“It’s very disappointing to my staff and the governor’s staff that we were unaware of that letter,” Sandy said.
Representatives from HUD, FEMA and the Justice administration gathered on Nov. 7, 2017, for a meeting of the minds that was described in FEMA Region III’s newsletter, Forward Recovery.
The meeting, which included Governor Justice, was described as a discussion of unified strategy for using federal disaster funds. But no one has said whether FEMA’s sanctions were mentioned that day.
Sandy, speaking to legislators this Sunday evening, did indicate broader recognition of problems going way back.
“Early on in the Justice administration, we fully realized there was an issue going on with Homeland Security — the failure to adapt, the failure to respond, the failure to fulfill its requirements to our citizens.”
He said that led to the installation of Michael Todorovich, a retired member of the National Guard, first as deputy director for Homeland Security and Emergency Management director and then as the director.
“We feel Colonel Todorovich has Homeland Security going in the right direction,” Sandy said.
West Virginia MetroNews has twice reached out to representatives of the Governor’s Office with followup questions, but has received no response.
The questions were these:
Secretary Sandy said neither he nor the Governor’s Office was aware of a 2015 letter from FEMA describing that action.
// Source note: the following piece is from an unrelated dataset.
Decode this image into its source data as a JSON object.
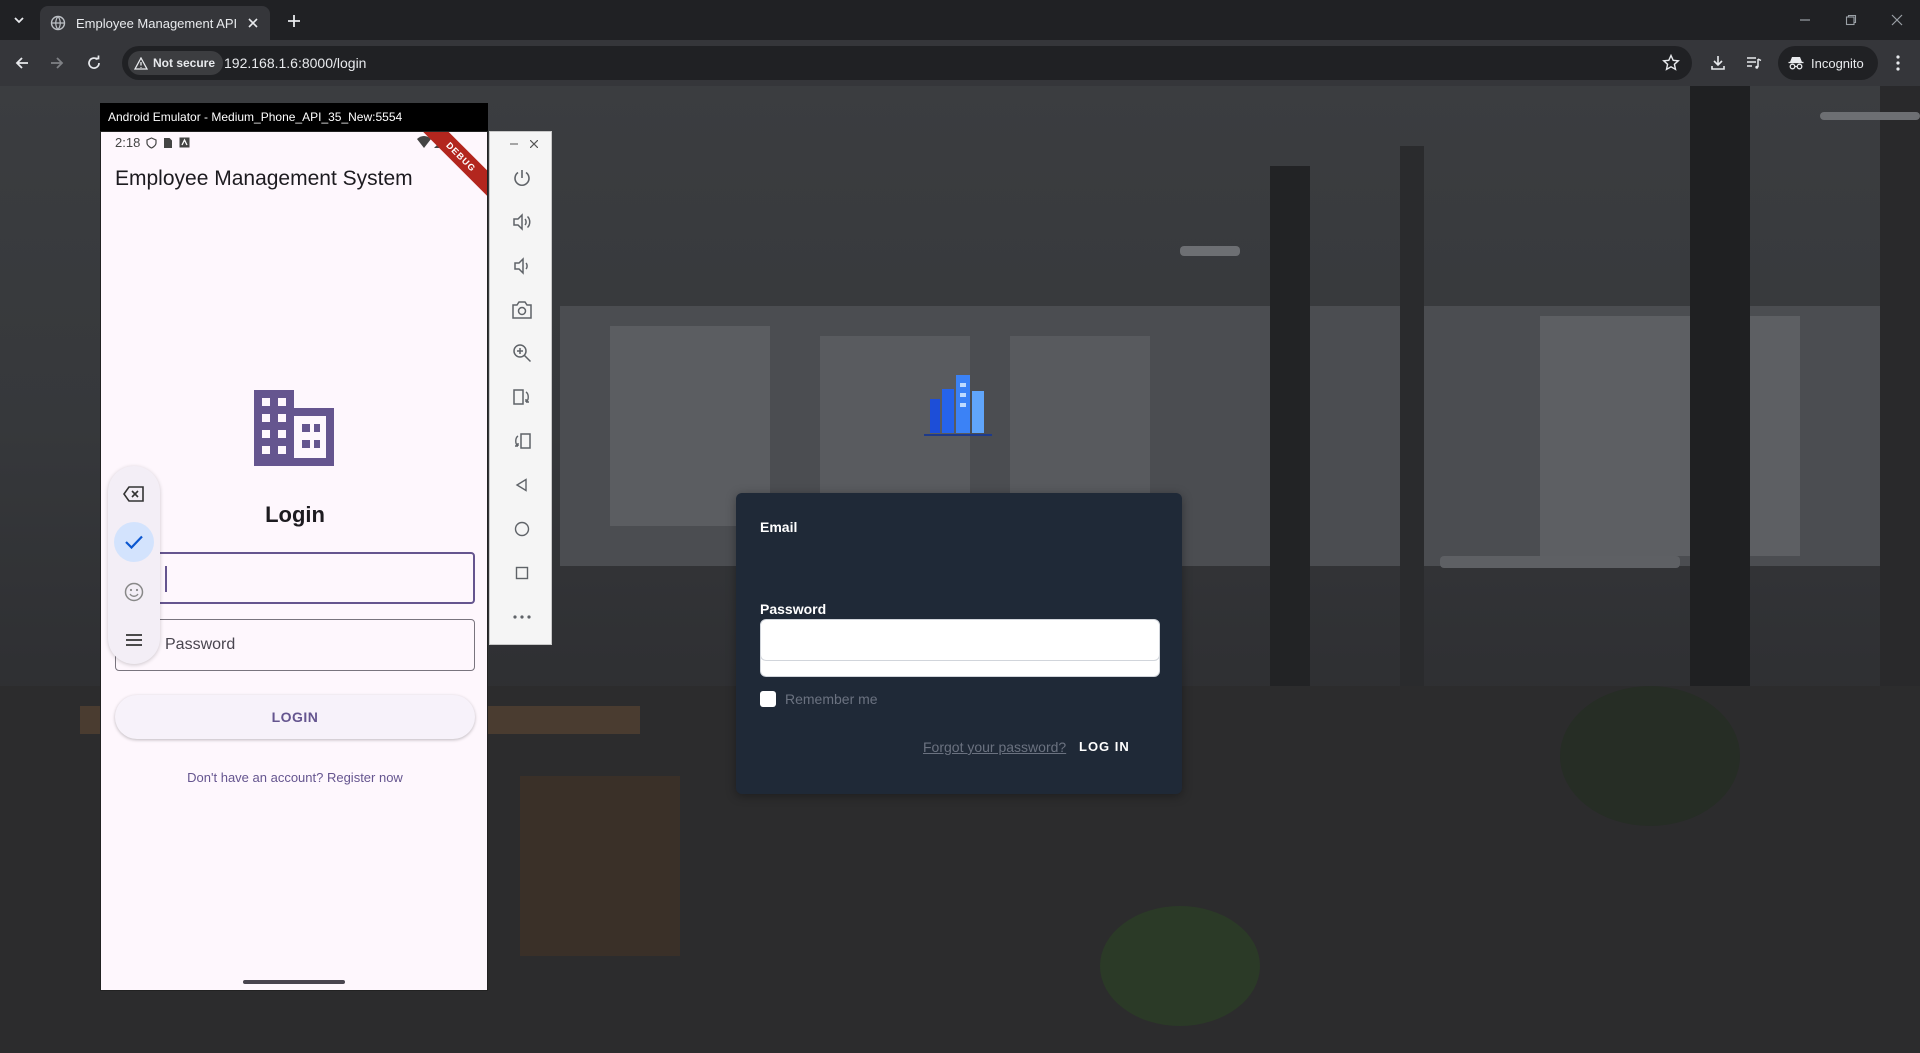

Is that also the position of the Governor’s Office?
Have any representatives of the Governor’s Office asked representatives of the Office of Homeland Security and Emergency Management why that information was not passed along? Has the Governor’s Office asked that question of FEMA?
How has the state dealt with the manual reimbursement? Has it caused cash flow issues? Has it had practical effects such as slowing down relief efforts or slowing payments to vendors?
Was the change in Jimmy Gianato’s job description directly related to this situation? Does the Governor’s Office continue to have confidence in Mr. Gianato’s work?
Timeline of changes
Although the Governor’s Office has said little, the Justice Administration has made several recent moves.
On Oct. 9, the legislative auditor sent its question about FEMA to Joe Thornton, the former state emergency management director.
By Oct. 23, without a public announcement, Governor Justice signed a letter making Todorovich the director of Homeland Security and Emergency Management.
The same day, a letter went out from Justice to West Virginia Adjutant General James Hoyer, giving him oversight of Gianato, who would still be state homeland security adviser.
Also that day, MetroNews got wind of the change and called for confirmation. Hoyer made plans to call the next morning and confirmed Gianato had a new role.
Hoyer said Gianato would still be playing a significant role with Homeland Security, including working ahead on issues like hazard mitigation and federal funding.
Notably, Gianato will have a strategic role in drawing down federal grant money.
“Most of Jimmy’s responsibilities will be focused on how do we identify what Congress is going to do with mitigation dollars and how do we in West Virginia get our fair share of that to make sure ‘If we clean out these streams it prevents these hundred houses from flooding the next time,’” Hoyer said.
By Nov. 5, less than a week before the legislative auditor’s findings were released, the Governor’s Office sent a letter to FEMA designating a new point of contact.
From now on, FEMA would be dealing not with Jimmy Gianato but with Michael Todorovich instead.
“Please accept this letter as my approval for Director Michael L. Todorovich’s “Delegation of Authority Letter” for all WV FEMA (non-disaster) grants,” the governor wrote.
“Included with this delegation of authority is the approval for Director Todorovich to sign, submit, and full access to all WV FEMA (non-disaster) grants.”
FEMA’s Tierney said she already notices improvement.
“I feel very positive about the direction Homeland Security and Emergency Management is heading in,” she said.